== Material for this task ==
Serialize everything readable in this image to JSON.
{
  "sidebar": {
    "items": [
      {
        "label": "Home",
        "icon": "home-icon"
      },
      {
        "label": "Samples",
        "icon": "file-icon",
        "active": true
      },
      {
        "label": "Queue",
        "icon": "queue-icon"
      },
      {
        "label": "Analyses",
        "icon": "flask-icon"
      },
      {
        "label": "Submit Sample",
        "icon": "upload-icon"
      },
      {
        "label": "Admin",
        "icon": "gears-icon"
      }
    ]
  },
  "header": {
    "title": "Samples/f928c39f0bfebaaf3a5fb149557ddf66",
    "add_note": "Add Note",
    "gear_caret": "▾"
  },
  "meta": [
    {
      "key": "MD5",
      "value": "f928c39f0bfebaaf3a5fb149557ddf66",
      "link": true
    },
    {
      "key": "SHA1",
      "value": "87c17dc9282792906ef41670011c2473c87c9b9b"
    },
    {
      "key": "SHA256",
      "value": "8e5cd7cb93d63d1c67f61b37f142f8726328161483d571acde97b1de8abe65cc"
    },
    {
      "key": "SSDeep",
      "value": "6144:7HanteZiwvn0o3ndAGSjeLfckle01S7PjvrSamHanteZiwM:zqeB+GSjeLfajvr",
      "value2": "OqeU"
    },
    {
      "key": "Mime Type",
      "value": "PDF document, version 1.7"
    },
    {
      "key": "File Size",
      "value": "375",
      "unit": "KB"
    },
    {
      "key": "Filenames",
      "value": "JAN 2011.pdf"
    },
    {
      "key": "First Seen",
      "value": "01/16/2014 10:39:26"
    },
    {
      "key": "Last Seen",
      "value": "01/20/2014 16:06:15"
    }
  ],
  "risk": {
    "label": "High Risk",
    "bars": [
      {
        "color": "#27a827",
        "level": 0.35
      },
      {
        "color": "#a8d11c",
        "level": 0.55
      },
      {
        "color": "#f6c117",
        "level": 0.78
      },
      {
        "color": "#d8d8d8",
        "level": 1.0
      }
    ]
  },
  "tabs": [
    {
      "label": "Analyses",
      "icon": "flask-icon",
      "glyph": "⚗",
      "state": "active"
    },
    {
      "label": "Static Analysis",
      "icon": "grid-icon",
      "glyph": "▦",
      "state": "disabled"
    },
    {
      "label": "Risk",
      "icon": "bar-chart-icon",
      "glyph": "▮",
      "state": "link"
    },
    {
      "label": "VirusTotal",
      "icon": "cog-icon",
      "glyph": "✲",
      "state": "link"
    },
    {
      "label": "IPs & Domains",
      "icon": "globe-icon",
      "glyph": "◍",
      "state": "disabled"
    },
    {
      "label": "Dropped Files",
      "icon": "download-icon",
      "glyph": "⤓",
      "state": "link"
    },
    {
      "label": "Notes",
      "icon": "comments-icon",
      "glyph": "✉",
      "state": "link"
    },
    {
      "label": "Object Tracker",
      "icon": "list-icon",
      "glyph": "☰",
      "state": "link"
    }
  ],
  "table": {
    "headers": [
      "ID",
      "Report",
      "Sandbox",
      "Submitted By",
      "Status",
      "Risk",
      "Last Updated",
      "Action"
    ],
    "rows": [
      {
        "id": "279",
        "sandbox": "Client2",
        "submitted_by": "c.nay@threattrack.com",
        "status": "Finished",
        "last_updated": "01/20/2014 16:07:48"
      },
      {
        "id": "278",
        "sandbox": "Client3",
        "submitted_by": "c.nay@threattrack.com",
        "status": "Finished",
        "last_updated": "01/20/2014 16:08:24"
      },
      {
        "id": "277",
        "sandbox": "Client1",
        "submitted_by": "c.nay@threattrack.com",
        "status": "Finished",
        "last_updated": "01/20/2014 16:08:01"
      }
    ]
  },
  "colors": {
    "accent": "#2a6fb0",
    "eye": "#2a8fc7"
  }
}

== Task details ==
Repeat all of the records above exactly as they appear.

== Written answer ==
Serialize everything readable in this image to JSON.
{
  "sidebar": {
    "items": [
      {
        "label": "Home",
        "icon": "home-icon"
      },
      {
        "label": "Samples",
        "icon": "file-icon",
        "active": true
      },
      {
        "label": "Queue",
        "icon": "queue-icon"
      },
      {
        "label": "Analyses",
        "icon": "flask-icon"
      },
      {
        "label": "Submit Sample",
        "icon": "upload-icon"
      },
      {
        "label": "Admin",
        "icon": "gears-icon"
      }
    ]
  },
  "header": {
    "title": "Samples/f928c39f0bfebaaf3a5fb149557ddf66",
    "add_note": "Add Note",
    "gear_caret": "▾"
  },
  "meta": [
    {
      "key": "MD5",
      "value": "f928c39f0bfebaaf3a5fb149557ddf66",
      "link": true
    },
    {
      "key": "SHA1",
      "value": "87c17dc9282792906ef41670011c2473c87c9b9b"
    },
    {
      "key": "SHA256",
      "value": "8e5cd7cb93d63d1c67f61b37f142f8726328161483d571acde97b1de8abe65cc"
    },
    {
      "key": "SSDeep",
      "value": "6144:7HanteZiwvn0o3ndAGSjeLfckle01S7PjvrSamHanteZiwM:zqeB+GSjeLfajvr",
      "value2": "OqeU"
    },
    {
      "key": "Mime Type",
      "value": "PDF document, version 1.7"
    },
    {
      "key": "File Size",
      "value": "375",
      "unit": "KB"
    },
    {
      "key": "Filenames",
      "value": "JAN 2011.pdf"
    },
    {
      "key": "First Seen",
      "value": "01/16/2014 10:39:26"
    },
    {
      "key": "Last Seen",
      "value": "01/20/2014 16:06:15"
    }
  ],
  "risk": {
    "label": "High Risk",
    "bars": [
      {
        "color": "#27a827",
        "level": 0.35
      },
      {
        "color": "#a8d11c",
        "level": 0.55
      },
      {
        "color": "#f6c117",
        "level": 0.78
      },
      {
        "color": "#d8d8d8",
        "level": 1.0
      }
    ]
  },
  "tabs": [
    {
      "label": "Analyses",
      "icon": "flask-icon",
      "glyph": "⚗",
      "state": "active"
    },
    {
      "label": "Static Analysis",
      "icon": "grid-icon",
      "glyph": "▦",
      "state": "disabled"
    },
    {
      "label": "Risk",
      "icon": "bar-chart-icon",
      "glyph": "▮",
      "state": "link"
    },
    {
      "label": "VirusTotal",
      "icon": "cog-icon",
      "glyph": "✲",
      "state": "link"
    },
    {
      "label": "IPs & Domains",
      "icon": "globe-icon",
      "glyph": "◍",
      "state": "disabled"
    },
    {
      "label": "Dropped Files",
      "icon": "download-icon",
      "glyph": "⤓",
      "state": "link"
    },
    {
      "label": "Notes",
      "icon": "comments-icon",
      "glyph": "✉",
      "state": "link"
    },
    {
      "label": "Object Tracker",
      "icon": "list-icon",
      "glyph": "☰",
      "state": "link"
    }
  ],
  "table": {
    "headers": [
      "ID",
      "Report",
      "Sandbox",
      "Submitted By",
      "Status",
      "Risk",
      "Last Updated",
      "Action"
    ],
    "rows": [
      {
        "id": "279",
        "sandbox": "Client2",
        "submitted_by": "c.nay@threattrack.com",
        "status": "Finished",
        "last_updated": "01/20/2014 16:07:48"
      },
      {
        "id": "278",
        "sandbox": "Client3",
        "submitted_by": "c.nay@threattrack.com",
        "status": "Finished",
        "last_updated": "01/20/2014 16:08:24"
      },
      {
        "id": "277",
        "sandbox": "Client1",
        "submitted_by": "c.nay@threattrack.com",
        "status": "Finished",
        "last_updated": "01/20/2014 16:08:01"
      }
    ]
  },
  "colors": {
    "accent": "#2a6fb0",
    "eye": "#2a8fc7"
  }
}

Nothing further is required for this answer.